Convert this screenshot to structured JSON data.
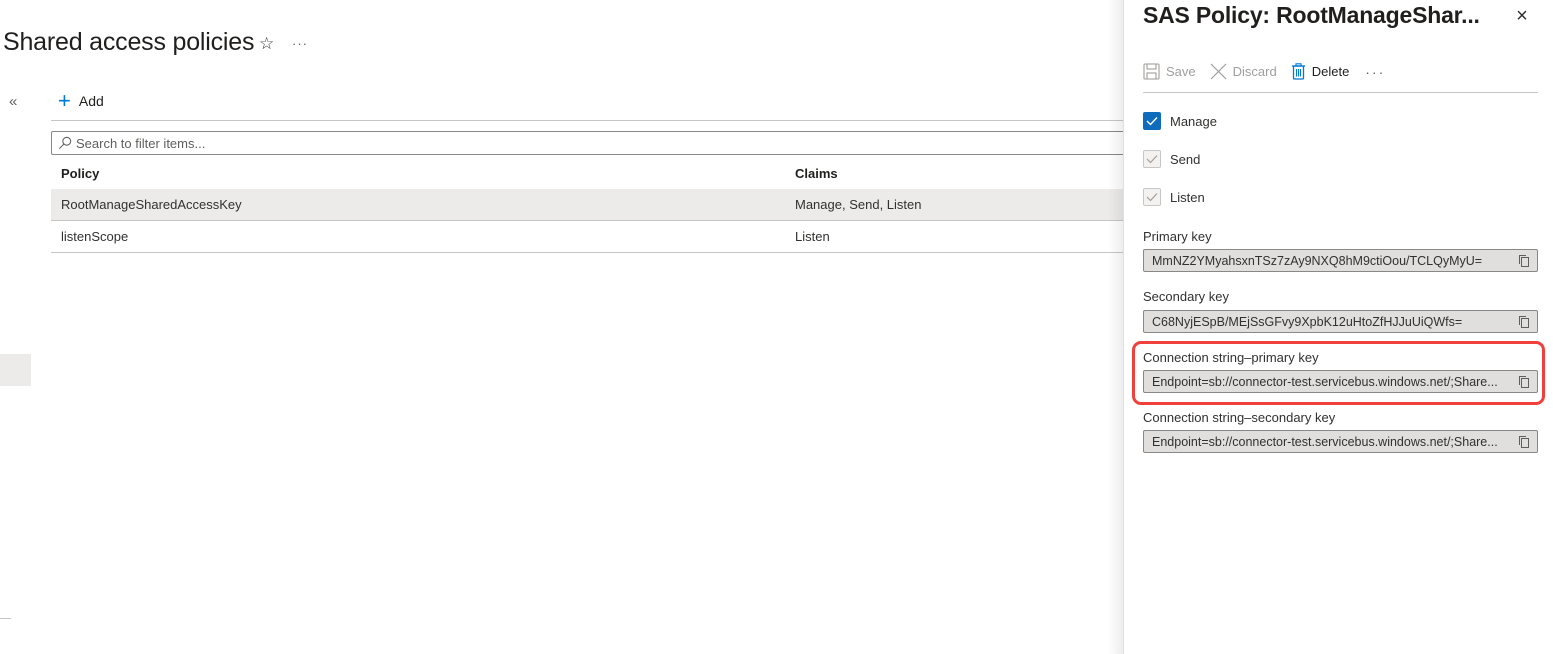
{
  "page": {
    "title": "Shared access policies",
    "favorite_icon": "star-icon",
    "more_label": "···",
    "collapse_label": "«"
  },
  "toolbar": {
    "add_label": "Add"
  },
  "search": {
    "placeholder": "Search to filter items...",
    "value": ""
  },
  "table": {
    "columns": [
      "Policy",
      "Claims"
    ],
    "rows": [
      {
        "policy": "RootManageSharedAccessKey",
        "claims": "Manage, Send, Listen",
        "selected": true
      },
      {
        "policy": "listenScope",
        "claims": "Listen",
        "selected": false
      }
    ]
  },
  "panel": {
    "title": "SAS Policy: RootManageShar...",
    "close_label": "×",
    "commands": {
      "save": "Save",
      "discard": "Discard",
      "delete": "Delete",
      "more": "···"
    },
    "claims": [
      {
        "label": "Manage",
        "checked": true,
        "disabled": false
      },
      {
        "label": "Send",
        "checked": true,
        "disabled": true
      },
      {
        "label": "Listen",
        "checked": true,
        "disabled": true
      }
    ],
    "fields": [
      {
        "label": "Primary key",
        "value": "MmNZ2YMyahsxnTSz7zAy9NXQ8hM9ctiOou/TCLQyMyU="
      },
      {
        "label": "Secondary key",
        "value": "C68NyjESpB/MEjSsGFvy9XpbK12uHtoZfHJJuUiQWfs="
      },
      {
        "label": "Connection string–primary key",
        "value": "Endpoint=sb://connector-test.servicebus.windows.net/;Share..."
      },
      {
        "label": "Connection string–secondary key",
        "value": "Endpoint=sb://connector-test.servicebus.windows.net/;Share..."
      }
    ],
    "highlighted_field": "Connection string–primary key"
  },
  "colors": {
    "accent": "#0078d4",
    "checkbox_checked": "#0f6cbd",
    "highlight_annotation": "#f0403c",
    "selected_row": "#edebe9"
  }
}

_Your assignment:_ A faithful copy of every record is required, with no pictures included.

_Exercise solution:_
Convert this screenshot to structured JSON data.
{
  "page": {
    "title": "Shared access policies",
    "favorite_icon": "star-icon",
    "more_label": "···",
    "collapse_label": "«"
  },
  "toolbar": {
    "add_label": "Add"
  },
  "search": {
    "placeholder": "Search to filter items...",
    "value": ""
  },
  "table": {
    "columns": [
      "Policy",
      "Claims"
    ],
    "rows": [
      {
        "policy": "RootManageSharedAccessKey",
        "claims": "Manage, Send, Listen",
        "selected": true
      },
      {
        "policy": "listenScope",
        "claims": "Listen",
        "selected": false
      }
    ]
  },
  "panel": {
    "title": "SAS Policy: RootManageShar...",
    "close_label": "×",
    "commands": {
      "save": "Save",
      "discard": "Discard",
      "delete": "Delete",
      "more": "···"
    },
    "claims": [
      {
        "label": "Manage",
        "checked": true,
        "disabled": false
      },
      {
        "label": "Send",
        "checked": true,
        "disabled": true
      },
      {
        "label": "Listen",
        "checked": true,
        "disabled": true
      }
    ],
    "fields": [
      {
        "label": "Primary key",
        "value": "MmNZ2YMyahsxnTSz7zAy9NXQ8hM9ctiOou/TCLQyMyU="
      },
      {
        "label": "Secondary key",
        "value": "C68NyjESpB/MEjSsGFvy9XpbK12uHtoZfHJJuUiQWfs="
      },
      {
        "label": "Connection string–primary key",
        "value": "Endpoint=sb://connector-test.servicebus.windows.net/;Share..."
      },
      {
        "label": "Connection string–secondary key",
        "value": "Endpoint=sb://connector-test.servicebus.windows.net/;Share..."
      }
    ],
    "highlighted_field": "Connection string–primary key"
  },
  "colors": {
    "accent": "#0078d4",
    "checkbox_checked": "#0f6cbd",
    "highlight_annotation": "#f0403c",
    "selected_row": "#edebe9"
  }
}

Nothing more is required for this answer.